RAM comes in various flavors—soldered (on the system board), standards-based modules and proprietary modules. RAM chips themselves churn nearly as fast as microcontrollers, microprocessors and chipsets do, with production lifecycles that are much shorter. Yet RAM escapes the blame for single board computer end-of-life (EOL) notices since memory chip vendors do a thorough job of designing pin-compatible functionally equivalent replacement parts. Imagine if the CPU folks did this as a rule, not an exception.

In spite of flashy names and numbers like DDR3 and 800 / 1066 / 1333, memory performance has improved incrementally each year, but has been blown out of the water by more dramatic processor performance increases. It’s no wonder that the nearly free CPU transistors have been used for every core, cache and pipeline trick under the sun to overcompensate for the root cause of throttled system performance.
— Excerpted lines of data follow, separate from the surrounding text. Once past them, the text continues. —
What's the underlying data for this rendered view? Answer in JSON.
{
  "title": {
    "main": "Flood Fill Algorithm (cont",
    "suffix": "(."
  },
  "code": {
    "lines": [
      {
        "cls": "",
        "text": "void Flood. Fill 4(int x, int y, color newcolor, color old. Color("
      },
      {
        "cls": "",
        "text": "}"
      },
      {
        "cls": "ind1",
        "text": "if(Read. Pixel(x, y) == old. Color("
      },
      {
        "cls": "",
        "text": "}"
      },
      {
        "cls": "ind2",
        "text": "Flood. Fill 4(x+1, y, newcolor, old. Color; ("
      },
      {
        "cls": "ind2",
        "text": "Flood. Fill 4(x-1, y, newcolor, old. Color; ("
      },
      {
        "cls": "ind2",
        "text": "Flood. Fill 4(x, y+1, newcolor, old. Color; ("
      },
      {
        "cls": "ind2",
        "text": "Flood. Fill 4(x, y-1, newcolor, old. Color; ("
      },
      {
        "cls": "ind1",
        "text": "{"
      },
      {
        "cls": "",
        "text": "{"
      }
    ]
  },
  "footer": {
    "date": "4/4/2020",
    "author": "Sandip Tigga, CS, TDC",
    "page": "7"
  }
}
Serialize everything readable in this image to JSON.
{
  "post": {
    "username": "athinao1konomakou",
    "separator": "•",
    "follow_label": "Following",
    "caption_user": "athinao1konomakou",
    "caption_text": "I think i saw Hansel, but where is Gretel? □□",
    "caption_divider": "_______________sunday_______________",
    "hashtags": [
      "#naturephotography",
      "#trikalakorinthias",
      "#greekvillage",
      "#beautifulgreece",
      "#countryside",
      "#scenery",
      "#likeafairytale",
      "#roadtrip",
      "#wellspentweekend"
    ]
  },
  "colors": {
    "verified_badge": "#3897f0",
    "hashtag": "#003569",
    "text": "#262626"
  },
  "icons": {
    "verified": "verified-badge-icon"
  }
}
Single-issue 5-stage pipeline 486 processors have given way to 6-core hyper-threading multi-Gigahertz multi-headed Hydras with on-chip memory and graphics controllers and megabytes of on-chip cache that burst-fill from the DRAM spigot. All this for only a modest thermal design power (TDP) penalty. Many of the old-style integer and floating point benchmarks fit neatly into the cache so that the performance numbers keep goosing new consumer processor sales. 

As usual, the SFF market drafts off higher volume primary markets for standard DDR RAM modules—enterprise and consumer computers and other consumer electronics devices. But the tiniest SBCs and computer-on-modules (COMs) often don’t use SODIMMs. There is a price to pay for soldered onboard RAM in terms of size flexibility, demand forecasts and inventory—not to mention warranty and repair responsibility. But for many of these alternative products, the cost is well worth it in terms of inherent ruggedness and reliability over time in harsh environments.

Extremes of temperature, humidity, corrosive chemicals, dust, shock and vibration can wreak havoc on unsuspecting SODIMM modules that were not designed to handle them. For decades, system manufacturers and integrators in military, aerospace and transportation markets have tried to tolerate these consumer modules with plenty of epoxy (RTV) or straps or clips or brackets. Imagine the puzzled looks on the faces of RMA technicians who thought they’d seen it all.

Many of these users would be willing to pay more for a rugged-by-design memory module if a suitable standards-based solution existed. Over the years, some SFF SBC manufacturers have created modules using pin-in-socket technology or even surface mount board-to-board connectors. These solutions can stand up to harsh environments almost as well as soldered RAM, and can even be conformally coated if each board is coated separately first with the connectors masked. The downside has been single sourcing of these proprietary modules.

As evidence of the resilience and determination of this very fragmented embedded market, a number of companies have been collaborating on various rugged RAM solutions. The most rugged solutions involve the use of board-to-board connectors, as some OEMs are concerned that card edge gold finger-in-socket approaches are vulnerable to gradual micro-etching and contamination and have not yet been proven definitively over many years in harsh environments.

Board space is so limited on SFFs; every square millimeter is used for features. Any time a connector can be eliminated means greater feature density for OEMs who need to reduce size and weight. RAM interfaces are quite wide in order to support the Gbyte/second bandwidth required—64 bits wide for x86 SBCs and 8 more lines for medical and server applications that are supporting ECC. It’s quite efficient to add four lines to a 200-pin RAM connector in order to support SATA Flash on the same module. At the other extreme, it’s not efficient to run several SATA interfaces up an entire stack of cards through multiple large board-to-board connectors.

A truly rugged memory module specification from an open standards organization will be a major step forward for the high end of our market, where the full costs of “blue screens of death” and data corruption far outweigh the price premiums above consumer grade modules. So it’s time for embedded-focused RAM manufacturers to step up and serve their market by advancing the state of the art for mission-critical apps.